CIM Chairman David Hitchcock features in the Evening Standard
Growth Capital: The former Gurkha officer gearing up to bring jobs and dignity to deprived areas
26 May 2015
Picture this: you drive up from the bustle of London, park up in one of the UK’s most deprived areas, slam the car door and step into an age-old family factory of which you’ve just taken ownership.
Is David Hitchcock intimidated about doing this? “Not a bit, I’m very robust. I’m an ex-boxer and Gurkha who ran the Irish border control during the Troubles. You have to be robust.”
Hitchcock, a burly Welshman and Sandhurst alumnus, is the co-founder of Cyrus, alongside experienced engineer Ian Watkins. The growing London firm is carving an unusual niche: buying up ailing, precision-engineering companies in deprived parts of the country, hoping to revitalise them and their locality. The firms make heavy-duty kit for projects such as steel mills, power stations and oil rigs.
The factories Hitchcock strides into have usually been home to the very best — from bridge-part builders to gearbox makers — but have often been rescued from receivership after suffering the rigours of the UK’s economic woes or are ageing firms ready to change hands.
“The bulk of the companies we buy are family-retirement deals where the kids don’t want to do it and the old boy’s tired — these are small, unquoted companies that can’t grow much further,” he explains. “They need to be aggregated into a group. It’s not some private-equity asset strip and the employees are often relieved that’s not us. We just want to centralise the finance.”
Hitchcock’s background is in finance. The Cambridge University graduate spent a decade in the army before getting married and joining Goldman Sachs. “They liked the macho element of the army. When I had clients, they didn’t want to talk to me about capital-allocation pricing, they wanted to talk about what it was like in Belfast,” he says. “The camaraderie on the trading floor is the next best thing to that of the army.”
From there, JPMorgan beckoned and a 17-year career in equity sales travelling the globe followed. He was also a Gurkha captain and has been helping those whose lives have been shaken by the earthquake in Nepal.
It was through his City contacts — as well as government grants which allow the acquisition of machinery in return for creating jobs — that Hitchcock has been able to fund Cyrus, cultivating private investors when the banks’ vaults were tightly shut in 2009.
“A taxi driver in Cardiff asked me what I did the other day and when I explained he said ‘oh good, I was worried you were one of those bloody bankers’,” he says. “But I do think the City is a force for good. If you can’t access efficient capital, the economy can’t grow.”
With the money raised — Hitchcock is currently on the hunt for upwards of £10 million more from investors and is targeting £100 million under management this year — Cyrus is able to pay for the heavy-duty machinery needed to expand the businesses it acquires.
Headquartered in St James’s Square, the company has a philanthropic heart. All its profits are reinvested and Hitchcock deliberately set out to create skilled jobs in struggling areas.
“You go to areas where nobody is in work, like West Wales.

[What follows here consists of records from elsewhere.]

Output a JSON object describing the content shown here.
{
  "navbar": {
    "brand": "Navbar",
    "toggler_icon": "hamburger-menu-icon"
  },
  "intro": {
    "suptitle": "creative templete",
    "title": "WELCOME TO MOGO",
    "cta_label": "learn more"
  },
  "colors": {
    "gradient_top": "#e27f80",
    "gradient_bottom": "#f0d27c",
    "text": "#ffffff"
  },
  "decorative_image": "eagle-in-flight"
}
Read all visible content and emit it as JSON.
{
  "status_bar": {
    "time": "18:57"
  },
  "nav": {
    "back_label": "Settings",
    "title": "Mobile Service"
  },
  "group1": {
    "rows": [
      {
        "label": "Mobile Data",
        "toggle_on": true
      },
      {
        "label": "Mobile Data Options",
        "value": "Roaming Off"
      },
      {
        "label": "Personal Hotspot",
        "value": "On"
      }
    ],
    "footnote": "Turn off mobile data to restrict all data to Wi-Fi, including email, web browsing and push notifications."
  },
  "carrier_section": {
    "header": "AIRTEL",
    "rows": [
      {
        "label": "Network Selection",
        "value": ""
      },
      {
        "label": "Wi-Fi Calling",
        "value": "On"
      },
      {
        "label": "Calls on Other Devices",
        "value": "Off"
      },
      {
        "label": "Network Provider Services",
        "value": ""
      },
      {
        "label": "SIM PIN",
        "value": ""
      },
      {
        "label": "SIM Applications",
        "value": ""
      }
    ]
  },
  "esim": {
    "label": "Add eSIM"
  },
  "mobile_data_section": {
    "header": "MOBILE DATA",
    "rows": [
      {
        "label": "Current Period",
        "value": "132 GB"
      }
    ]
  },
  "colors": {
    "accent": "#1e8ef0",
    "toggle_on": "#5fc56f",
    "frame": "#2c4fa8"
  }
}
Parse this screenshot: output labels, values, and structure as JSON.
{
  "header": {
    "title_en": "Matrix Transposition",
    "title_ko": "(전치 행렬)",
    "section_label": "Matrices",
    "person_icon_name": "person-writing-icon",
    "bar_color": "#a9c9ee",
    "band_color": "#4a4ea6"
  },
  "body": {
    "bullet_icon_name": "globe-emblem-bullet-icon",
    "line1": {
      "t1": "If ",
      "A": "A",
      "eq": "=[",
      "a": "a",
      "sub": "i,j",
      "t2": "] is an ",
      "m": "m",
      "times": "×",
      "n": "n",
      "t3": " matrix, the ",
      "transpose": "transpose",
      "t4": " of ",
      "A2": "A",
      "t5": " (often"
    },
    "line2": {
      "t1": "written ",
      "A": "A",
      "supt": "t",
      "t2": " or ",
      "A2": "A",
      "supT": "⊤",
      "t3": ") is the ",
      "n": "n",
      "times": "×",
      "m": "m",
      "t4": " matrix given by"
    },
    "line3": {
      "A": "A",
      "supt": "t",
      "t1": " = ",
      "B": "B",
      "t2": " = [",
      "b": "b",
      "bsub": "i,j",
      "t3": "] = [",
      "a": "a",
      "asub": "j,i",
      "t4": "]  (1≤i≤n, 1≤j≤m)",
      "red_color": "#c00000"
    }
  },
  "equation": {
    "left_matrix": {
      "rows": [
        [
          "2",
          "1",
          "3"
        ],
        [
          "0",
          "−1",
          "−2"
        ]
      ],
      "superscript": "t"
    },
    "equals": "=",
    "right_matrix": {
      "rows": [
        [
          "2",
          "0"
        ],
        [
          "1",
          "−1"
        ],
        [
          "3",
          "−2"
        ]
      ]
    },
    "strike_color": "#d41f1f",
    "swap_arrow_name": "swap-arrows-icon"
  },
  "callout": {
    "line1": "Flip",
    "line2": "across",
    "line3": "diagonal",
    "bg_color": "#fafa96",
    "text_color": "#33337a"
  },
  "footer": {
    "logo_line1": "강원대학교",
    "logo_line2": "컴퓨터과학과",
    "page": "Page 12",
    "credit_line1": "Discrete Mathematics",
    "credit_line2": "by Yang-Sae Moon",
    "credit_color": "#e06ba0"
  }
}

No one is in real work rather than just burger-flipping. There is a dignity in labour and we give it to them,” he says.
He has completed a string of deals across the country, including sizeable manufacturers in Bradford, Halifax and Port Talbot, since going full-time with the business in 2013 and he is determined to make them thrive.
One idiosyncratic purchase was Taylor & Sons. The 124-year-old engineer went bust after a bizarre, admin error at Companies House in which it, rather than a company of a similar name, was recorded as being wound up — sucker-punching the business. “It was brute bad luck, like something out of a Jeffrey Archer novel,” Hitchcock says. “But we were able to wrap it into our South Wales business, keep the staff and market position and quadruple its revenue.”
Hitchcock, who has also chaired Grant Thornton’s banking unit, believes those left standing in Britain’s manufacturing sector after years of mismanagement and trade union pressure are the very best in the game.
He hopes that if he can build on the traditional ties between some industries and their areas — the North-East with shipbuilding or Midlands with carmaking — and get the regions to specialise in additional disciplines carried out at other factories within the group, there are strong gains to be made.
This is one business cranking into gear to guide Britain back to the top of the pile.